● SUPPLIED ENTRIES
- - -

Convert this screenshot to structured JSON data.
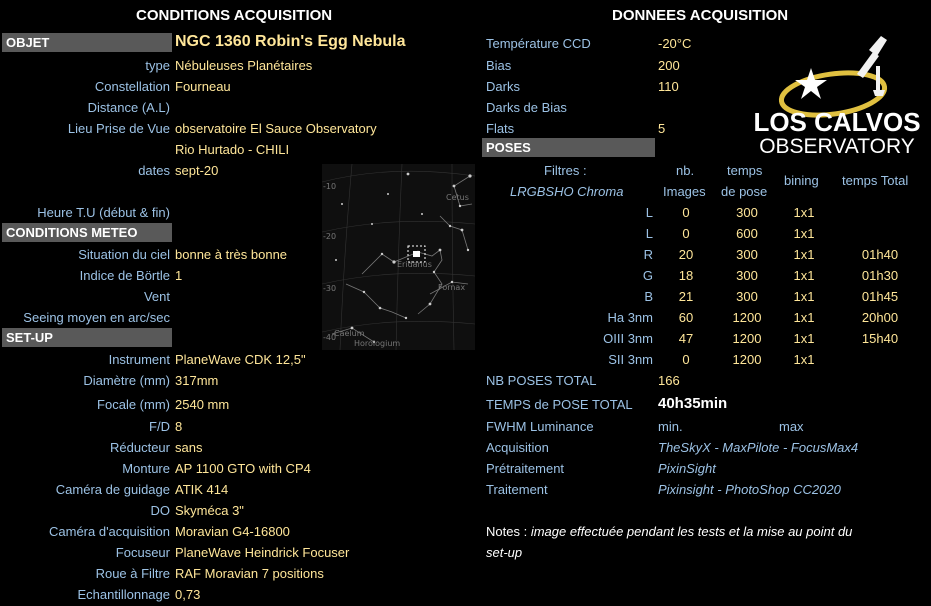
{
  "headers": {
    "left": "CONDITIONS ACQUISITION",
    "right": "DONNEES ACQUISITION"
  },
  "sections": {
    "objet": "OBJET",
    "meteo": "CONDITIONS METEO",
    "setup": "SET-UP",
    "poses": "POSES"
  },
  "object_title": "NGC 1360 Robin's Egg Nebula",
  "left_rows": [
    {
      "label": "type",
      "value": "Nébuleuses Planétaires"
    },
    {
      "label": "Constellation",
      "value": "Fourneau"
    },
    {
      "label": "Distance (A.L)",
      "value": ""
    },
    {
      "label": "Lieu Prise de Vue",
      "value": "observatoire El Sauce Observatory"
    },
    {
      "label": "",
      "value": "Rio Hurtado - CHILI"
    },
    {
      "label": "dates",
      "value": "sept-20"
    },
    {
      "label": "Heure T.U (début & fin)",
      "value": ""
    }
  ],
  "meteo_rows": [
    {
      "label": "Situation du ciel",
      "value": "bonne à très bonne"
    },
    {
      "label": "Indice de Börtle",
      "value": "1"
    },
    {
      "label": "Vent",
      "value": ""
    },
    {
      "label": "Seeing moyen en arc/sec",
      "value": ""
    }
  ],
  "setup_rows": [
    {
      "label": "Instrument",
      "value": "PlaneWave CDK 12,5\""
    },
    {
      "label": "Diamètre (mm)",
      "value": "317mm"
    },
    {
      "label": "Focale (mm)",
      "value": "2540 mm"
    },
    {
      "label": "F/D",
      "value": "8"
    },
    {
      "label": "Réducteur",
      "value": "sans"
    },
    {
      "label": "Monture",
      "value": "AP 1100 GTO with CP4"
    },
    {
      "label": "Caméra de guidage",
      "value": "ATIK 414"
    },
    {
      "label": "DO",
      "value": "Skyméca 3\""
    },
    {
      "label": "Caméra d'acquisition",
      "value": "Moravian G4-16800"
    },
    {
      "label": "Focuseur",
      "value": "PlaneWave Heindrick Focuser"
    },
    {
      "label": "Roue à Filtre",
      "value": "RAF Moravian 7 positions"
    },
    {
      "label": "Echantillonnage",
      "value": "0,73"
    }
  ],
  "donnees_rows": [
    {
      "label": "Température CCD",
      "value": "-20°C"
    },
    {
      "label": "Bias",
      "value": "200"
    },
    {
      "label": "Darks",
      "value": "110"
    },
    {
      "label": "Darks de Bias",
      "value": ""
    },
    {
      "label": "Flats",
      "value": "5"
    }
  ],
  "poses_header": {
    "filtres": "Filtres :",
    "filtres_sub": "LRGBSHO Chroma",
    "nb": "nb.",
    "images": "Images",
    "temps": "temps",
    "de_pose": "de pose",
    "bining": "bining",
    "total": "temps Total"
  },
  "poses_rows": [
    {
      "filter": "L",
      "nb": "0",
      "temps": "300",
      "bin": "1x1",
      "total": ""
    },
    {
      "filter": "L",
      "nb": "0",
      "temps": "600",
      "bin": "1x1",
      "total": ""
    },
    {
      "filter": "R",
      "nb": "20",
      "temps": "300",
      "bin": "1x1",
      "total": "01h40"
    },
    {
      "filter": "G",
      "nb": "18",
      "temps": "300",
      "bin": "1x1",
      "total": "01h30"
    },
    {
      "filter": "B",
      "nb": "21",
      "temps": "300",
      "bin": "1x1",
      "total": "01h45"
    },
    {
      "filter": "Ha 3nm",
      "nb": "60",
      "temps": "1200",
      "bin": "1x1",
      "total": "20h00"
    },
    {
      "filter": "OIII 3nm",
      "nb": "47",
      "temps": "1200",
      "bin": "1x1",
      "total": "15h40"
    },
    {
      "filter": "SII 3nm",
      "nb": "0",
      "temps": "1200",
      "bin": "1x1",
      "total": ""
    }
  ],
  "totals": {
    "nb_label": "NB POSES TOTAL",
    "nb_value": "166",
    "temps_label": "TEMPS de POSE TOTAL",
    "temps_value": "40h35min"
  },
  "fwhm": {
    "label": "FWHM Luminance",
    "min": "min.",
    "max": "max"
  },
  "software": [
    {
      "label": "Acquisition",
      "value": "TheSkyX - MaxPilote - FocusMax4"
    },
    {
      "label": "Prétraitement",
      "value": "PixinSight"
    },
    {
      "label": "Traitement",
      "value": "Pixinsight - PhotoShop CC2020"
    }
  ],
  "notes": {
    "label": "Notes :",
    "line1": "image effectuée pendant les tests et la mise au point du",
    "line2": "set-up"
  },
  "logo": {
    "line1": "LOS CALVOS",
    "line2": "OBSERVATORY"
  },
  "starmap": {
    "labels": {
      "cetus": "Cetus",
      "eridanus": "Eridanus",
      "fornax": "Fornax",
      "caelum": "Caelum",
      "horologium": "Horologium"
    },
    "ticks": [
      "-10",
      "-20",
      "-30",
      "-40"
    ]
  },
  "colors": {
    "label": "#9cc2e5",
    "value": "#ffe699",
    "section_bg": "#595959"
  }
}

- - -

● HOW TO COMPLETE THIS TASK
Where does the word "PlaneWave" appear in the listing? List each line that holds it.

● TASK OUTPUT
      "value": "PlaneWave CDK 12,5\""
      "value": "PlaneWave Heindrick Focuser"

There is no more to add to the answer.